There has been growing concern in Canada about a chill on peaceful, democratic protests. In the latest incident police officers, posing as protesters, allegedly attempted to incite violence at a protest in Montebello, Quebec.
If violence had broken out, it would have given the police a pretext to use force against the protesters.
The Sûreté du Québec initially denied the allegations, but now they admit that the three phony protesters were members of their force. They still deny that the officers were sent to stir up trouble.
The three “agents provocateurs” were carrying large rocks. They were confronted by a union leader who told them,
Go on, it’s our line. It’s a peaceful demonstration. … Put the rock down, cop.
Moments later, the three officers approached the police line. They “broke through” the line (against token resistance), then they were handcuffed and led away. It was an obvious charade to get the officers out of the predicament they were in, while maintaining the pretense that they were protesters.

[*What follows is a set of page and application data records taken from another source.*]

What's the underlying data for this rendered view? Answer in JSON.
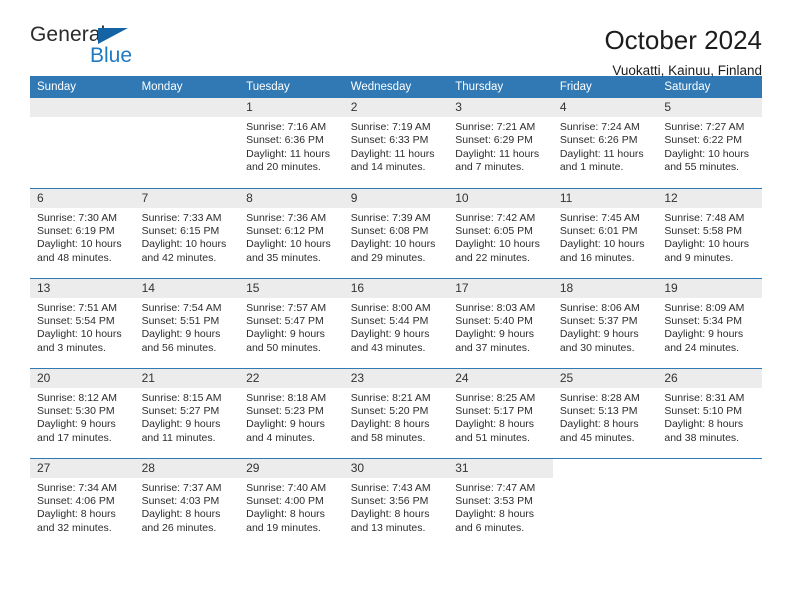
{
  "brand": {
    "name_top": "General",
    "name_bottom": "Blue",
    "triangle_color": "#1464a5",
    "accent_color": "#1f7ac4"
  },
  "header": {
    "title": "October 2024",
    "subtitle": "Vuokatti, Kainuu, Finland"
  },
  "theme": {
    "header_bg": "#3079b5",
    "header_text": "#ffffff",
    "daynum_bg": "#ececec",
    "rule_color": "#3079b5",
    "page_bg": "#ffffff"
  },
  "weekdays": [
    "Sunday",
    "Monday",
    "Tuesday",
    "Wednesday",
    "Thursday",
    "Friday",
    "Saturday"
  ],
  "labels": {
    "sunrise_prefix": "Sunrise:",
    "sunset_prefix": "Sunset:",
    "daylight_prefix": "Daylight:"
  },
  "weeks": [
    [
      {
        "day": "",
        "sunrise": "",
        "sunset": "",
        "daylight": "",
        "empty": true
      },
      {
        "day": "",
        "sunrise": "",
        "sunset": "",
        "daylight": "",
        "empty": true
      },
      {
        "day": "1",
        "sunrise": "Sunrise: 7:16 AM",
        "sunset": "Sunset: 6:36 PM",
        "daylight": "Daylight: 11 hours and 20 minutes."
      },
      {
        "day": "2",
        "sunrise": "Sunrise: 7:19 AM",
        "sunset": "Sunset: 6:33 PM",
        "daylight": "Daylight: 11 hours and 14 minutes."
      },
      {
        "day": "3",
        "sunrise": "Sunrise: 7:21 AM",
        "sunset": "Sunset: 6:29 PM",
        "daylight": "Daylight: 11 hours and 7 minutes."
      },
      {
        "day": "4",
        "sunrise": "Sunrise: 7:24 AM",
        "sunset": "Sunset: 6:26 PM",
        "daylight": "Daylight: 11 hours and 1 minute."
      },
      {
        "day": "5",
        "sunrise": "Sunrise: 7:27 AM",
        "sunset": "Sunset: 6:22 PM",
        "daylight": "Daylight: 10 hours and 55 minutes."
      }
    ],
    [
      {
        "day": "6",
        "sunrise": "Sunrise: 7:30 AM",
        "sunset": "Sunset: 6:19 PM",
        "daylight": "Daylight: 10 hours and 48 minutes."
      },
      {
        "day": "7",
        "sunrise": "Sunrise: 7:33 AM",
        "sunset": "Sunset: 6:15 PM",
        "daylight": "Daylight: 10 hours and 42 minutes."
      },
      {
        "day": "8",
        "sunrise": "Sunrise: 7:36 AM",
        "sunset": "Sunset: 6:12 PM",
        "daylight": "Daylight: 10 hours and 35 minutes."
      },
      {
        "day": "9",
        "sunrise": "Sunrise: 7:39 AM",
        "sunset": "Sunset: 6:08 PM",
        "daylight": "Daylight: 10 hours and 29 minutes."
      },
      {
        "day": "10",
        "sunrise": "Sunrise: 7:42 AM",
        "sunset": "Sunset: 6:05 PM",
        "daylight": "Daylight: 10 hours and 22 minutes."
      },
      {
        "day": "11",
        "sunrise": "Sunrise: 7:45 AM",
        "sunset": "Sunset: 6:01 PM",
        "daylight": "Daylight: 10 hours and 16 minutes."
      },
      {
        "day": "12",
        "sunrise": "Sunrise: 7:48 AM",
        "sunset": "Sunset: 5:58 PM",
        "daylight": "Daylight: 10 hours and 9 minutes."
      }
    ],
    [
      {
        "day": "13",
        "sunrise": "Sunrise: 7:51 AM",
        "sunset": "Sunset: 5:54 PM",
        "daylight": "Daylight: 10 hours and 3 minutes."
      },
      {
        "day": "14",
        "sunrise": "Sunrise: 7:54 AM",
        "sunset": "Sunset: 5:51 PM",
        "daylight": "Daylight: 9 hours and 56 minutes."
      },
      {
        "day": "15",
        "sunrise": "Sunrise: 7:57 AM",
        "sunset": "Sunset: 5:47 PM",
        "daylight": "Daylight: 9 hours and 50 minutes."
      },
      {
        "day": "16",
        "sunrise": "Sunrise: 8:00 AM",
        "sunset": "Sunset: 5:44 PM",
        "daylight": "Daylight: 9 hours and 43 minutes."
      },
      {
        "day": "17",
        "sunrise": "Sunrise: 8:03 AM",
        "sunset": "Sunset: 5:40 PM",
        "daylight": "Daylight: 9 hours and 37 minutes."
      },
      {
        "day": "18",
        "sunrise": "Sunrise: 8:06 AM",
        "sunset": "Sunset: 5:37 PM",
        "daylight": "Daylight: 9 hours and 30 minutes."
      },
      {
        "day": "19",
        "sunrise": "Sunrise: 8:09 AM",
        "sunset": "Sunset: 5:34 PM",
        "daylight": "Daylight: 9 hours and 24 minutes."
      }
    ],
    [
      {
        "day": "20",
        "sunrise": "Sunrise: 8:12 AM",
        "sunset": "Sunset: 5:30 PM",
        "daylight": "Daylight: 9 hours and 17 minutes."
      },
      {
        "day": "21",
        "sunrise": "Sunrise: 8:15 AM",
        "sunset": "Sunset: 5:27 PM",
        "daylight": "Daylight: 9 hours and 11 minutes."
      },
      {
        "day": "22",
        "sunrise": "Sunrise: 8:18 AM",
        "sunset": "Sunset: 5:23 PM",
        "daylight": "Daylight: 9 hours and 4 minutes."
      },
      {
        "day": "23",
        "sunrise": "Sunrise: 8:21 AM",
        "sunset": "Sunset: 5:20 PM",
        "daylight": "Daylight: 8 hours and 58 minutes."
      },
      {
        "day": "24",
        "sunrise": "Sunrise: 8:25 AM",
        "sunset": "Sunset: 5:17 PM",
        "daylight": "Daylight: 8 hours and 51 minutes."
      },
      {
        "day": "25",
        "sunrise": "Sunrise: 8:28 AM",
        "sunset": "Sunset: 5:13 PM",
        "daylight": "Daylight: 8 hours and 45 minutes."
      },
      {
        "day": "26",
        "sunrise": "Sunrise: 8:31 AM",
        "sunset": "Sunset: 5:10 PM",
        "daylight": "Daylight: 8 hours and 38 minutes."
      }
    ],
    [
      {
        "day": "27",
        "sunrise": "Sunrise: 7:34 AM",
        "sunset": "Sunset: 4:06 PM",
        "daylight": "Daylight: 8 hours and 32 minutes."
      },
      {
        "day": "28",
        "sunrise": "Sunrise: 7:37 AM",
        "sunset": "Sunset: 4:03 PM",
        "daylight": "Daylight: 8 hours and 26 minutes."
      },
      {
        "day": "29",
        "sunrise": "Sunrise: 7:40 AM",
        "sunset": "Sunset: 4:00 PM",
        "daylight": "Daylight: 8 hours and 19 minutes."
      },
      {
        "day": "30",
        "sunrise": "Sunrise: 7:43 AM",
        "sunset": "Sunset: 3:56 PM",
        "daylight": "Daylight: 8 hours and 13 minutes."
      },
      {
        "day": "31",
        "sunrise": "Sunrise: 7:47 AM",
        "sunset": "Sunset: 3:53 PM",
        "daylight": "Daylight: 8 hours and 6 minutes."
      },
      {
        "day": "",
        "sunrise": "",
        "sunset": "",
        "daylight": "",
        "blank": true
      },
      {
        "day": "",
        "sunrise": "",
        "sunset": "",
        "daylight": "",
        "blank": true
      }
    ]
  ]
}
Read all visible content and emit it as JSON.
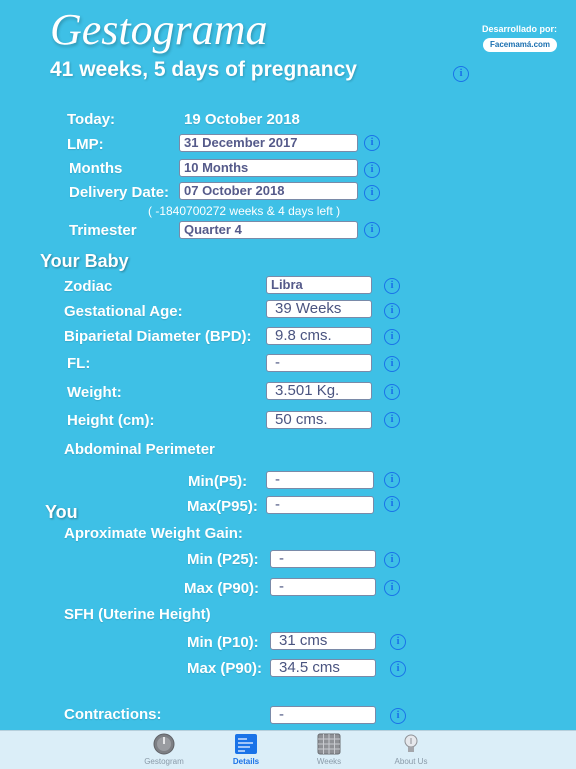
{
  "header": {
    "title": "Gestograma",
    "subtitle": "41 weeks, 5 days of pregnancy",
    "developed_by": "Desarrollado por:",
    "logo_text": "Facemamá.com"
  },
  "summary": {
    "today_label": "Today:",
    "today_value": "19 October 2018",
    "lmp_label": "LMP:",
    "lmp_value": "31 December 2017",
    "months_label": "Months",
    "months_value": "10 Months",
    "delivery_label": "Delivery Date:",
    "delivery_value": "07 October 2018",
    "delivery_note": "( -1840700272 weeks & 4 days left )",
    "trimester_label": "Trimester",
    "trimester_value": "Quarter 4"
  },
  "baby": {
    "section_title": "Your Baby",
    "zodiac_label": "Zodiac",
    "zodiac_value": "Libra",
    "gest_age_label": "Gestational Age:",
    "gest_age_value": "39 Weeks",
    "bpd_label": "Biparietal Diameter (BPD):",
    "bpd_value": "9.8 cms.",
    "fl_label": "FL:",
    "fl_value": "-",
    "weight_label": "Weight:",
    "weight_value": "3.501 Kg.",
    "height_label": "Height (cm):",
    "height_value": "50 cms.",
    "abdominal_label": "Abdominal Perimeter",
    "ap_min_label": "Min(P5):",
    "ap_min_value": "-",
    "ap_max_label": "Max(P95):",
    "ap_max_value": "-"
  },
  "you": {
    "section_title": "You",
    "weight_gain_label": "Aproximate Weight Gain:",
    "wg_min_label": "Min (P25):",
    "wg_min_value": "-",
    "wg_max_label": "Max (P90):",
    "wg_max_value": "-",
    "sfh_label": "SFH (Uterine Height)",
    "sfh_min_label": "Min (P10):",
    "sfh_min_value": "31 cms",
    "sfh_max_label": "Max (P90):",
    "sfh_max_value": "34.5 cms",
    "contractions_label": "Contractions:",
    "contractions_value": "-"
  },
  "info_glyph": "i",
  "tabs": [
    {
      "label": "Gestogram",
      "icon": "gauge-icon"
    },
    {
      "label": "Details",
      "icon": "details-icon"
    },
    {
      "label": "Weeks",
      "icon": "calendar-icon"
    },
    {
      "label": "About Us",
      "icon": "lightbulb-icon"
    }
  ],
  "colors": {
    "background": "#3ec0e6",
    "accent": "#1a73e8",
    "tabbar": "#dbeef8"
  }
}
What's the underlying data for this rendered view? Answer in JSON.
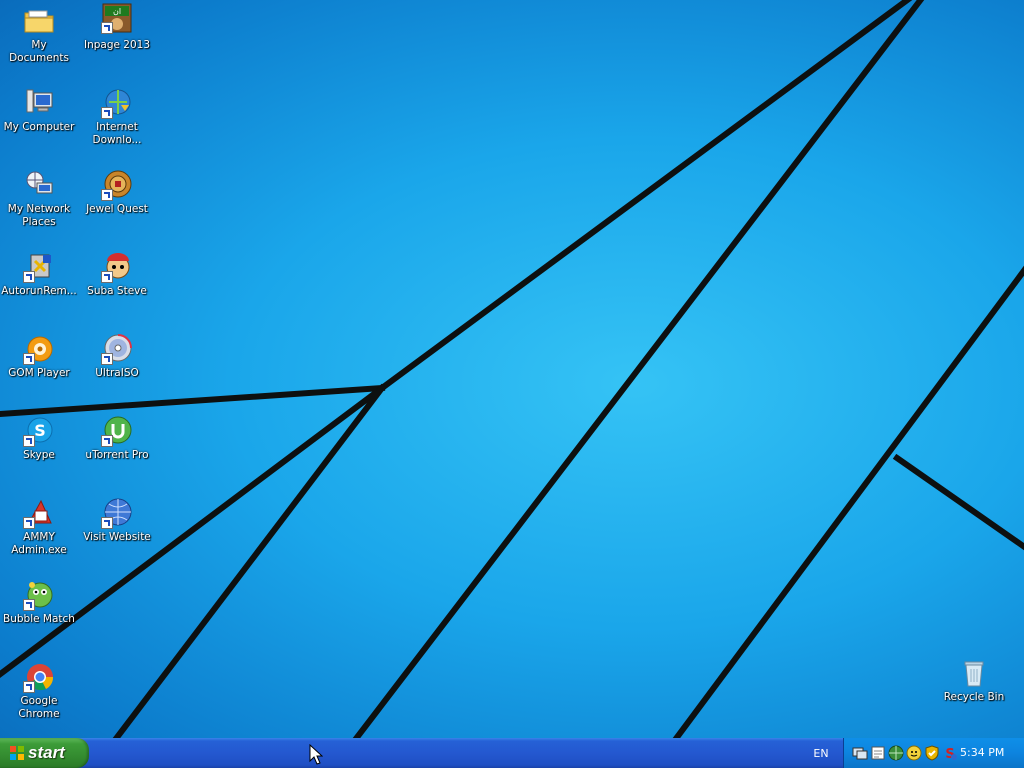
{
  "desktop": {
    "icons": [
      {
        "label": "My Documents",
        "icon": "folder-icon"
      },
      {
        "label": "Inpage 2013",
        "icon": "inpage-icon"
      },
      {
        "label": "My Computer",
        "icon": "computer-icon"
      },
      {
        "label": "Internet Downlo...",
        "icon": "internet-download-manager-icon"
      },
      {
        "label": "My Network Places",
        "icon": "network-places-icon"
      },
      {
        "label": "Jewel Quest",
        "icon": "jewel-quest-icon"
      },
      {
        "label": "AutorunRem...",
        "icon": "autorun-remover-icon"
      },
      {
        "label": "Suba Steve",
        "icon": "suba-steve-icon"
      },
      {
        "label": "GOM Player",
        "icon": "gom-player-icon"
      },
      {
        "label": "UltraISO",
        "icon": "ultraiso-icon"
      },
      {
        "label": "Skype",
        "icon": "skype-icon"
      },
      {
        "label": "uTorrent Pro",
        "icon": "utorrent-icon"
      },
      {
        "label": "AMMY Admin.exe",
        "icon": "ammy-admin-icon"
      },
      {
        "label": "Visit Website",
        "icon": "visit-website-icon"
      },
      {
        "label": "Bubble Match",
        "icon": "bubble-match-icon"
      },
      {
        "label": "Google Chrome",
        "icon": "chrome-icon"
      },
      {
        "label": "Recycle Bin",
        "icon": "recycle-bin-icon"
      }
    ]
  },
  "taskbar": {
    "start_label": "start",
    "language": "EN",
    "clock": "5:34 PM",
    "tray_icons": [
      "network-icon",
      "notes-icon",
      "globe-icon",
      "messenger-icon",
      "shield-icon",
      "antivirus-icon"
    ]
  },
  "colors": {
    "wallpaper": "#1aa6ea",
    "taskbar": "#2458d0",
    "start_button": "#3c9c38",
    "tray": "#0d84df"
  }
}
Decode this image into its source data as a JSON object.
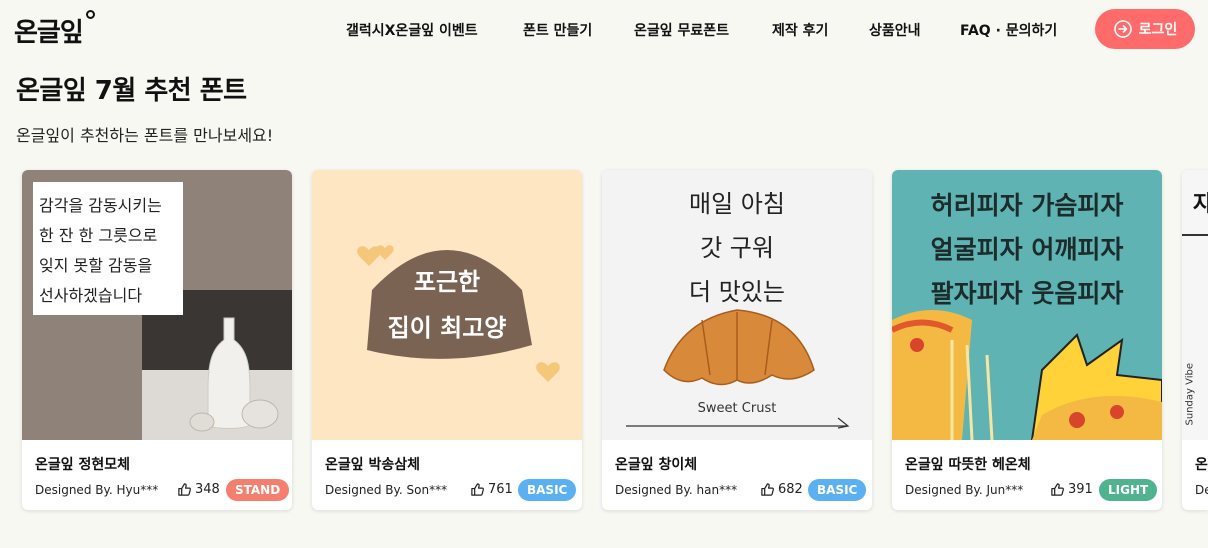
{
  "header": {
    "logo_text": "온글잎",
    "nav": [
      {
        "label": "갤럭시X온글잎 이벤트"
      },
      {
        "label": "폰트 만들기"
      },
      {
        "label": "온글잎 무료폰트"
      },
      {
        "label": "제작 후기"
      },
      {
        "label": "상품안내"
      },
      {
        "label": "FAQ · 문의하기"
      }
    ],
    "login_label": "로그인"
  },
  "section": {
    "title": "온글잎 7월 추천 폰트",
    "subtitle": "온글잎이 추천하는 폰트를 만나보세요!"
  },
  "cards": [
    {
      "name": "온글잎 정현모체",
      "designer": "Designed By. Hyu***",
      "likes": "348",
      "badge": "STAND",
      "badge_color": "#f47f6e",
      "preview_lines": [
        "감각을 감동시키는",
        "한 잔 한 그릇으로",
        "잊지 못할 감동을",
        "선사하겠습니다"
      ]
    },
    {
      "name": "온글잎 박송삼체",
      "designer": "Designed By. Son***",
      "likes": "761",
      "badge": "BASIC",
      "badge_color": "#5ab0f0",
      "preview_lines": [
        "포근한",
        "집이 최고양"
      ]
    },
    {
      "name": "온글잎 창이체",
      "designer": "Designed By. han***",
      "likes": "682",
      "badge": "BASIC",
      "badge_color": "#5ab0f0",
      "preview_lines": [
        "매일 아침",
        "갓 구워",
        "더 맛있는"
      ],
      "caption": "Sweet Crust"
    },
    {
      "name": "온글잎 따뜻한 헤온체",
      "designer": "Designed By. Jun***",
      "likes": "391",
      "badge": "LIGHT",
      "badge_color": "#4fb38f",
      "preview_lines": [
        "허리피자 가슴피자",
        "얼굴피자 어깨피자",
        "팔자피자 웃음피자"
      ]
    },
    {
      "name": "온",
      "designer": "De",
      "preview_lines": [
        "자"
      ],
      "side_text": "Sunday Vibe"
    }
  ],
  "colors": {
    "accent": "#ff6b6b",
    "background": "#f8f8f3"
  }
}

If you would prefer to watch a professionally edited version of the footage, one is available (after viewing a brief advertisement) on the Globe and Mail site.
The Sûreté du Québec was operating under the oversight of the Royal Canadian Mounted Police. The Globe and Mail reports:
Marlene Jennings, the federal Liberal justice critic, said the issue goes beyond the provincial police force.
“The RCMP has some explaining to do,” she told The Globe and Mail Thursday night. …
“We have people who blend in with the crowd. Everyone does that. All police forces in every country,” said Jean-Guy Dagenais, who heads the union of Quebec police officers (Association des policières et policiers provinciaux de Québec) that includes the Sûreté du Québec. …
But union leader Dave Coles, one of the organizers of the demonstration, said Monday’s incident went beyond any undercover police officer’s mandate.
“We’re not talking about someone that’s in plainclothes just walking amongst them. They were there armed with boulders. I witnessed them trying to incite a riot. I saw it,” said Mr. Coles, of the Communications, Energy and Paperworkers Union of Canada.
I should note that the chill on protests began under the Liberal government of Jean Chrétien, as part of the general heightening of security post-9/11. But there is a perception among some observers that the Conservative government of Stephen Harper models itself on the Bush Administration in its efforts to stifle dissent.
(What else would you call it when the RCMP remove journalists from the lobby of a public building to prevent them from asking the Government questions?)
Earlier this week, Prime Minister Harper openly mocked the protesters at Montebello:
I’ve heard it’s nothing. A couple hundred? It’s sad.
I didn’t like his tone at the time. It has become doubly offensive in light of the latest developments.